• What the exercise asks
Print the records exactly. Miss nothing.

• Data shown
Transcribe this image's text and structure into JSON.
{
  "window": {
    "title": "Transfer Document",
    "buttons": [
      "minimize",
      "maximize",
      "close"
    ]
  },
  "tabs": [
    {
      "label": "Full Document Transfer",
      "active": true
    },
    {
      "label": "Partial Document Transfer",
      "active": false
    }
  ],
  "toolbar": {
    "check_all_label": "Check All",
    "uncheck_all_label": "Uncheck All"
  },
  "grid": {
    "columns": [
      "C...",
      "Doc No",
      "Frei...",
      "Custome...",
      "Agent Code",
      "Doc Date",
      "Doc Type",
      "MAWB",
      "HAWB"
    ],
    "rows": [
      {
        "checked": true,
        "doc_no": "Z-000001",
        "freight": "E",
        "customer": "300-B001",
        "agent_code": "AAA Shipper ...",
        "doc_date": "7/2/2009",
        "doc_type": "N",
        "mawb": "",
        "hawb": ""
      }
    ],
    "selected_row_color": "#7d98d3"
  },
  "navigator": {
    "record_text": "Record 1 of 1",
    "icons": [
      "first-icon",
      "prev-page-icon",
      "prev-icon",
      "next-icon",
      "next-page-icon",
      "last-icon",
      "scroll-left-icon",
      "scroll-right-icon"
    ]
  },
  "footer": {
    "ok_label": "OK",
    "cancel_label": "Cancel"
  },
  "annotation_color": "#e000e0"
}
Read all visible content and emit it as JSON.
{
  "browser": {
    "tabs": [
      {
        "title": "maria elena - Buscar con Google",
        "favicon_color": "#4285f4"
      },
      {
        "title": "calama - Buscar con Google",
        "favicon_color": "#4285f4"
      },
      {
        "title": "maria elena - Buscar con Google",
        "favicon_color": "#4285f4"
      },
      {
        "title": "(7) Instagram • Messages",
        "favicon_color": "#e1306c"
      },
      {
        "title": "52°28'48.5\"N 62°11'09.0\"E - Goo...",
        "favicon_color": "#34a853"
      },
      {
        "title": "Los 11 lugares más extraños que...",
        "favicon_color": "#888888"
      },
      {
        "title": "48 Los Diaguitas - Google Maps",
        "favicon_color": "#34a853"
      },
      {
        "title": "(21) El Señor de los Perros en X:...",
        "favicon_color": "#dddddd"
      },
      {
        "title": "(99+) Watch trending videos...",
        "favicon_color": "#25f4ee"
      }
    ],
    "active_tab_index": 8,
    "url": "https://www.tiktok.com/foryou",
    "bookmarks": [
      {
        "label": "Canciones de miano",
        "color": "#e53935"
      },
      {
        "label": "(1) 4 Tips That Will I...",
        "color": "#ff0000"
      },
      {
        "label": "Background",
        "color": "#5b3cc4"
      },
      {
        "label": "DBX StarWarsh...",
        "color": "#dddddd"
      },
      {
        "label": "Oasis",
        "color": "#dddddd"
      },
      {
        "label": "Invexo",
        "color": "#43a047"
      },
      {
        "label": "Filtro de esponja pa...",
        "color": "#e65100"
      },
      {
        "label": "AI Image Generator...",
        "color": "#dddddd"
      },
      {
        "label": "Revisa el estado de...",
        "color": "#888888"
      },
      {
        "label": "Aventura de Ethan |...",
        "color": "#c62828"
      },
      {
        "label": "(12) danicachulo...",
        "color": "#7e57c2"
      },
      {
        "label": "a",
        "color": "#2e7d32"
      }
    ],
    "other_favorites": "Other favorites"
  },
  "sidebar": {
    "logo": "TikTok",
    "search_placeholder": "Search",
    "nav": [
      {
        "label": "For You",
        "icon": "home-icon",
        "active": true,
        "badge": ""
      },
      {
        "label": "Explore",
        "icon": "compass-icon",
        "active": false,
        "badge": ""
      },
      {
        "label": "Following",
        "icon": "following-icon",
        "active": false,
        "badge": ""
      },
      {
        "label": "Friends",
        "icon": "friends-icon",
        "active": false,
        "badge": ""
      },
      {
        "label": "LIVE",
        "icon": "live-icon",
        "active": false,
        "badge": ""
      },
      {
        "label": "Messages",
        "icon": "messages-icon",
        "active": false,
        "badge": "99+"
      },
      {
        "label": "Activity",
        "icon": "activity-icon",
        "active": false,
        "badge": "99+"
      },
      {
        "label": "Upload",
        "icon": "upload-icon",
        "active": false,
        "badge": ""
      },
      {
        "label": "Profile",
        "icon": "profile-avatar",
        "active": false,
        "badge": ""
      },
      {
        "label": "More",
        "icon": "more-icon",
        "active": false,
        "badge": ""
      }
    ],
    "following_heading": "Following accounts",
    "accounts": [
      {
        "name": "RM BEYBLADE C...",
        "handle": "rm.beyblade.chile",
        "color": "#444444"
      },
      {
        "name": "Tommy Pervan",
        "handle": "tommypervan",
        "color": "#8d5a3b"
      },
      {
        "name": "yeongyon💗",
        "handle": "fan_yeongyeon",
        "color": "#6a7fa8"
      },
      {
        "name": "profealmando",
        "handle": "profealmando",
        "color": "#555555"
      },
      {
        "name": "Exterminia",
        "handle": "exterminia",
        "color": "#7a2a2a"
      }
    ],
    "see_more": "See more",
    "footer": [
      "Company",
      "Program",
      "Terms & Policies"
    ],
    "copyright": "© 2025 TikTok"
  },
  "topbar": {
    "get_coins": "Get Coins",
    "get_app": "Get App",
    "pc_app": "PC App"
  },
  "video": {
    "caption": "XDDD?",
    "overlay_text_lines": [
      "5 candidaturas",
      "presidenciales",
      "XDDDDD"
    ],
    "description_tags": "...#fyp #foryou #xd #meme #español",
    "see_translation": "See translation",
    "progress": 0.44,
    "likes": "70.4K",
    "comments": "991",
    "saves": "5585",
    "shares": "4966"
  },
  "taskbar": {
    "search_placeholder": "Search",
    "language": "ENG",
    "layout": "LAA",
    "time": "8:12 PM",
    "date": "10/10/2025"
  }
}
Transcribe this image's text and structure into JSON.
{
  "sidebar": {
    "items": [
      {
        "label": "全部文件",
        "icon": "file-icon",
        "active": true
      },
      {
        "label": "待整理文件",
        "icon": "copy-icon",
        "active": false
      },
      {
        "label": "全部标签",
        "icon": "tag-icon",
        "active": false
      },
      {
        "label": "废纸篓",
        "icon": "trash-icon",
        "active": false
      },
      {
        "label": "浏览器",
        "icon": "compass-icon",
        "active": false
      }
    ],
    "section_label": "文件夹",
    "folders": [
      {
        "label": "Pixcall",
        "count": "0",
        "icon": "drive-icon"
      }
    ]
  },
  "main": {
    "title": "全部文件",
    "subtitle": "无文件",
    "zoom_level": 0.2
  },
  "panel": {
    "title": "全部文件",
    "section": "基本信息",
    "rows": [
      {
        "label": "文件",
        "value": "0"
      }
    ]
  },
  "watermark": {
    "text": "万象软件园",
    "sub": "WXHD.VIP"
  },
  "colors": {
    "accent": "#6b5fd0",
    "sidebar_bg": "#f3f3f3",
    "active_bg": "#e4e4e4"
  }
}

• Solution
Transcribe this image's text and structure into JSON.
{
  "window": {
    "title": "Transfer Document",
    "buttons": [
      "minimize",
      "maximize",
      "close"
    ]
  },
  "tabs": [
    {
      "label": "Full Document Transfer",
      "active": true
    },
    {
      "label": "Partial Document Transfer",
      "active": false
    }
  ],
  "toolbar": {
    "check_all_label": "Check All",
    "uncheck_all_label": "Uncheck All"
  },
  "grid": {
    "columns": [
      "C...",
      "Doc No",
      "Frei...",
      "Custome...",
      "Agent Code",
      "Doc Date",
      "Doc Type",
      "MAWB",
      "HAWB"
    ],
    "rows": [
      {
        "checked": true,
        "doc_no": "Z-000001",
        "freight": "E",
        "customer": "300-B001",
        "agent_code": "AAA Shipper ...",
        "doc_date": "7/2/2009",
        "doc_type": "N",
        "mawb": "",
        "hawb": ""
      }
    ],
    "selected_row_color": "#7d98d3"
  },
  "navigator": {
    "record_text": "Record 1 of 1",
    "icons": [
      "first-icon",
      "prev-page-icon",
      "prev-icon",
      "next-icon",
      "next-page-icon",
      "last-icon",
      "scroll-left-icon",
      "scroll-right-icon"
    ]
  },
  "footer": {
    "ok_label": "OK",
    "cancel_label": "Cancel"
  },
  "annotation_color": "#e000e0"
}
Read all visible content and emit it as JSON.
{
  "browser": {
    "tabs": [
      {
        "title": "maria elena - Buscar con Google",
        "favicon_color": "#4285f4"
      },
      {
        "title": "calama - Buscar con Google",
        "favicon_color": "#4285f4"
      },
      {
        "title": "maria elena - Buscar con Google",
        "favicon_color": "#4285f4"
      },
      {
        "title": "(7) Instagram • Messages",
        "favicon_color": "#e1306c"
      },
      {
        "title": "52°28'48.5\"N 62°11'09.0\"E - Goo...",
        "favicon_color": "#34a853"
      },
      {
        "title": "Los 11 lugares más extraños que...",
        "favicon_color": "#888888"
      },
      {
        "title": "48 Los Diaguitas - Google Maps",
        "favicon_color": "#34a853"
      },
      {
        "title": "(21) El Señor de los Perros en X:...",
        "favicon_color": "#dddddd"
      },
      {
        "title": "(99+) Watch trending videos...",
        "favicon_color": "#25f4ee"
      }
    ],
    "active_tab_index": 8,
    "url": "https://www.tiktok.com/foryou",
    "bookmarks": [
      {
        "label": "Canciones de miano",
        "color": "#e53935"
      },
      {
        "label": "(1) 4 Tips That Will I...",
        "color": "#ff0000"
      },
      {
        "label": "Background",
        "color": "#5b3cc4"
      },
      {
        "label": "DBX StarWarsh...",
        "color": "#dddddd"
      },
      {
        "label": "Oasis",
        "color": "#dddddd"
      },
      {
        "label": "Invexo",
        "color": "#43a047"
      },
      {
        "label": "Filtro de esponja pa...",
        "color": "#e65100"
      },
      {
        "label": "AI Image Generator...",
        "color": "#dddddd"
      },
      {
        "label": "Revisa el estado de...",
        "color": "#888888"
      },
      {
        "label": "Aventura de Ethan |...",
        "color": "#c62828"
      },
      {
        "label": "(12) danicachulo...",
        "color": "#7e57c2"
      },
      {
        "label": "a",
        "color": "#2e7d32"
      }
    ],
    "other_favorites": "Other favorites"
  },
  "sidebar": {
    "logo": "TikTok",
    "search_placeholder": "Search",
    "nav": [
      {
        "label": "For You",
        "icon": "home-icon",
        "active": true,
        "badge": ""
      },
      {
        "label": "Explore",
        "icon": "compass-icon",
        "active": false,
        "badge": ""
      },
      {
        "label": "Following",
        "icon": "following-icon",
        "active": false,
        "badge": ""
      },
      {
        "label": "Friends",
        "icon": "friends-icon",
        "active": false,
        "badge": ""
      },
      {
        "label": "LIVE",
        "icon": "live-icon",
        "active": false,
        "badge": ""
      },
      {
        "label": "Messages",
        "icon": "messages-icon",
        "active": false,
        "badge": "99+"
      },
      {
        "label": "Activity",
        "icon": "activity-icon",
        "active": false,
        "badge": "99+"
      },
      {
        "label": "Upload",
        "icon": "upload-icon",
        "active": false,
        "badge": ""
      },
      {
        "label": "Profile",
        "icon": "profile-avatar",
        "active": false,
        "badge": ""
      },
      {
        "label": "More",
        "icon": "more-icon",
        "active": false,
        "badge": ""
      }
    ],
    "following_heading": "Following accounts",
    "accounts": [
      {
        "name": "RM BEYBLADE C...",
        "handle": "rm.beyblade.chile",
        "color": "#444444"
      },
      {
        "name": "Tommy Pervan",
        "handle": "tommypervan",
        "color": "#8d5a3b"
      },
      {
        "name": "yeongyon💗",
        "handle": "fan_yeongyeon",
        "color": "#6a7fa8"
      },
      {
        "name": "profealmando",
        "handle": "profealmando",
        "color": "#555555"
      },
      {
        "name": "Exterminia",
        "handle": "exterminia",
        "color": "#7a2a2a"
      }
    ],
    "see_more": "See more",
    "footer": [
      "Company",
      "Program",
      "Terms & Policies"
    ],
    "copyright": "© 2025 TikTok"
  },
  "topbar": {
    "get_coins": "Get Coins",
    "get_app": "Get App",
    "pc_app": "PC App"
  },
  "video": {
    "caption": "XDDD?",
    "overlay_text_lines": [
      "5 candidaturas",
      "presidenciales",
      "XDDDDD"
    ],
    "description_tags": "...#fyp #foryou #xd #meme #español",
    "see_translation": "See translation",
    "progress": 0.44,
    "likes": "70.4K",
    "comments": "991",
    "saves": "5585",
    "shares": "4966"
  },
  "taskbar": {
    "search_placeholder": "Search",
    "language": "ENG",
    "layout": "LAA",
    "time": "8:12 PM",
    "date": "10/10/2025"
  }
}
Transcribe this image's text and structure into JSON.
{
  "sidebar": {
    "items": [
      {
        "label": "全部文件",
        "icon": "file-icon",
        "active": true
      },
      {
        "label": "待整理文件",
        "icon": "copy-icon",
        "active": false
      },
      {
        "label": "全部标签",
        "icon": "tag-icon",
        "active": false
      },
      {
        "label": "废纸篓",
        "icon": "trash-icon",
        "active": false
      },
      {
        "label": "浏览器",
        "icon": "compass-icon",
        "active": false
      }
    ],
    "section_label": "文件夹",
    "folders": [
      {
        "label": "Pixcall",
        "count": "0",
        "icon": "drive-icon"
      }
    ]
  },
  "main": {
    "title": "全部文件",
    "subtitle": "无文件",
    "zoom_level": 0.2
  },
  "panel": {
    "title": "全部文件",
    "section": "基本信息",
    "rows": [
      {
        "label": "文件",
        "value": "0"
      }
    ]
  },
  "watermark": {
    "text": "万象软件园",
    "sub": "WXHD.VIP"
  },
  "colors": {
    "accent": "#6b5fd0",
    "sidebar_bg": "#f3f3f3",
    "active_bg": "#e4e4e4"
  }
}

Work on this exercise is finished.